- _Instructions to follow_:
The copy you print must match the listing exactly, with its pictures removed.

-- -- --

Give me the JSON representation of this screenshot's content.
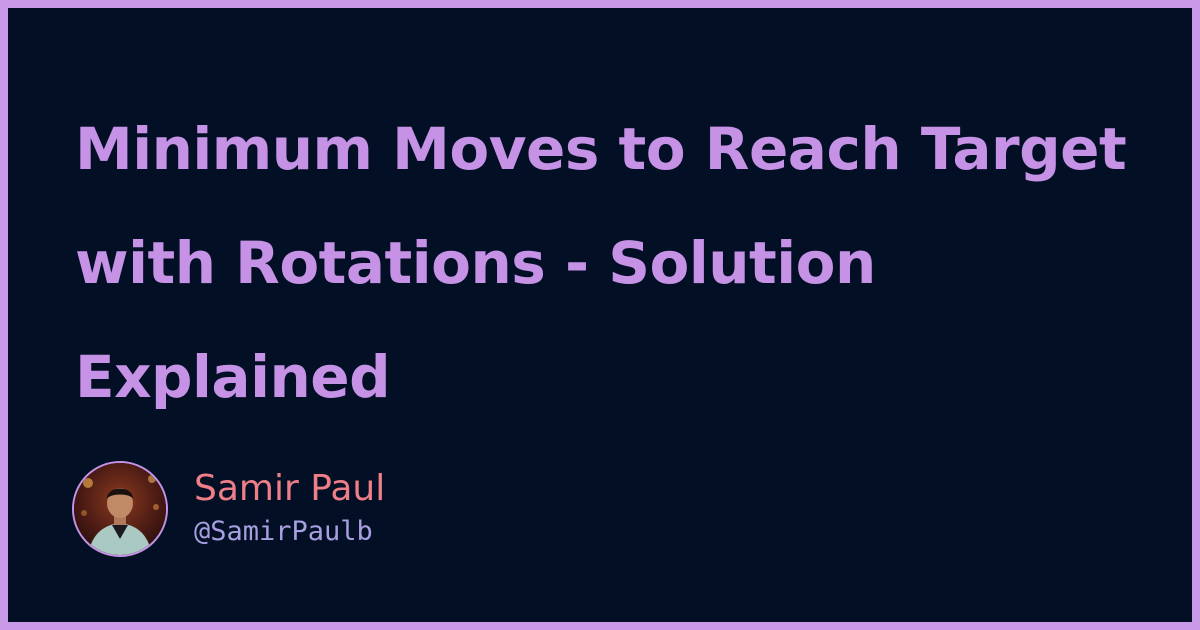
{
  "post": {
    "title": "Minimum Moves to Reach Target with Rotations - Solution Explained"
  },
  "author": {
    "name": "Samir Paul",
    "handle": "@SamirPaulb",
    "avatar_icon": "avatar-photo"
  },
  "colors": {
    "frame": "#c89ae8",
    "background": "#020f24",
    "title": "#c592e6",
    "author_name": "#ee7f89",
    "author_handle": "#a79fe0"
  }
}
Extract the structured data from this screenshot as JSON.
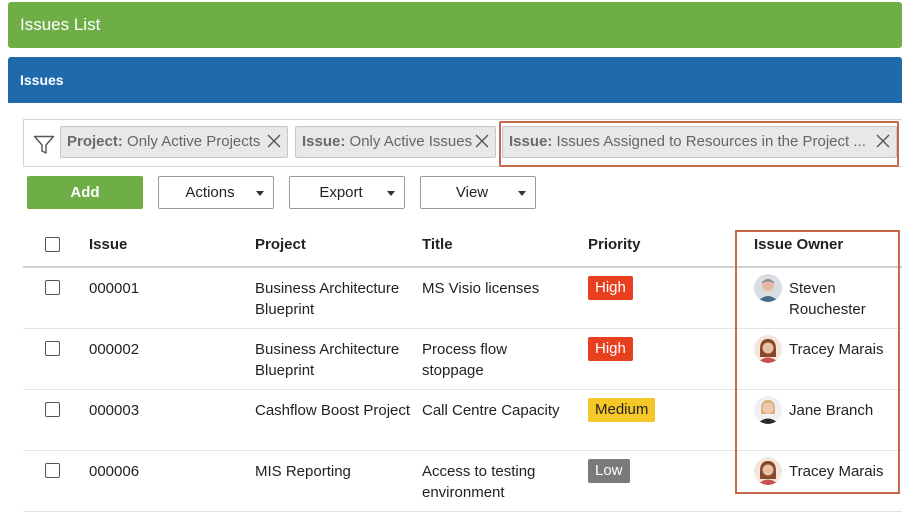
{
  "header": {
    "title": "Issues List"
  },
  "panel": {
    "title": "Issues"
  },
  "filters": [
    {
      "key": "Project:",
      "value": "Only Active Projects"
    },
    {
      "key": "Issue:",
      "value": "Only Active Issues"
    },
    {
      "key": "Issue:",
      "value": "Issues Assigned to Resources in the Project ..."
    }
  ],
  "toolbar": {
    "add": "Add",
    "actions": "Actions",
    "export": "Export",
    "view": "View"
  },
  "columns": {
    "issue": "Issue",
    "project": "Project",
    "title": "Title",
    "priority": "Priority",
    "owner": "Issue Owner"
  },
  "rows": [
    {
      "issue": "000001",
      "project": "Business Architecture Blueprint",
      "title": "MS Visio licenses",
      "priority": "High",
      "owner": "Steven Rouchester"
    },
    {
      "issue": "000002",
      "project": "Business Architecture Blueprint",
      "title": "Process flow stoppage",
      "priority": "High",
      "owner": "Tracey Marais"
    },
    {
      "issue": "000003",
      "project": "Cashflow Boost Project",
      "title": "Call Centre Capacity",
      "priority": "Medium",
      "owner": "Jane Branch"
    },
    {
      "issue": "000006",
      "project": "MIS Reporting",
      "title": "Access to testing environment",
      "priority": "Low",
      "owner": "Tracey Marais"
    }
  ],
  "colors": {
    "header_green": "#6fad47",
    "panel_blue": "#1e6aab",
    "priority_high": "#e8401f",
    "priority_medium": "#f5c827",
    "priority_low": "#7a7a7a",
    "highlight": "#c46a4a"
  },
  "icons": {
    "filter": "funnel-icon",
    "remove": "close-icon",
    "dropdown": "caret-down-icon"
  }
}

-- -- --

- _The answer_:
Give me the JSON representation of this screenshot's content.
{
  "post": {
    "title": "Minimum Moves to Reach Target with Rotations - Solution Explained"
  },
  "author": {
    "name": "Samir Paul",
    "handle": "@SamirPaulb",
    "avatar_icon": "avatar-photo"
  },
  "colors": {
    "frame": "#c89ae8",
    "background": "#020f24",
    "title": "#c592e6",
    "author_name": "#ee7f89",
    "author_handle": "#a79fe0"
  }
}
Extract the structured data from this screenshot as JSON.
{
  "header": {
    "title": "Issues List"
  },
  "panel": {
    "title": "Issues"
  },
  "filters": [
    {
      "key": "Project:",
      "value": "Only Active Projects"
    },
    {
      "key": "Issue:",
      "value": "Only Active Issues"
    },
    {
      "key": "Issue:",
      "value": "Issues Assigned to Resources in the Project ..."
    }
  ],
  "toolbar": {
    "add": "Add",
    "actions": "Actions",
    "export": "Export",
    "view": "View"
  },
  "columns": {
    "issue": "Issue",
    "project": "Project",
    "title": "Title",
    "priority": "Priority",
    "owner": "Issue Owner"
  },
  "rows": [
    {
      "issue": "000001",
      "project": "Business Architecture Blueprint",
      "title": "MS Visio licenses",
      "priority": "High",
      "owner": "Steven Rouchester"
    },
    {
      "issue": "000002",
      "project": "Business Architecture Blueprint",
      "title": "Process flow stoppage",
      "priority": "High",
      "owner": "Tracey Marais"
    },
    {
      "issue": "000003",
      "project": "Cashflow Boost Project",
      "title": "Call Centre Capacity",
      "priority": "Medium",
      "owner": "Jane Branch"
    },
    {
      "issue": "000006",
      "project": "MIS Reporting",
      "title": "Access to testing environment",
      "priority": "Low",
      "owner": "Tracey Marais"
    }
  ],
  "colors": {
    "header_green": "#6fad47",
    "panel_blue": "#1e6aab",
    "priority_high": "#e8401f",
    "priority_medium": "#f5c827",
    "priority_low": "#7a7a7a",
    "highlight": "#c46a4a"
  },
  "icons": {
    "filter": "funnel-icon",
    "remove": "close-icon",
    "dropdown": "caret-down-icon"
  }
}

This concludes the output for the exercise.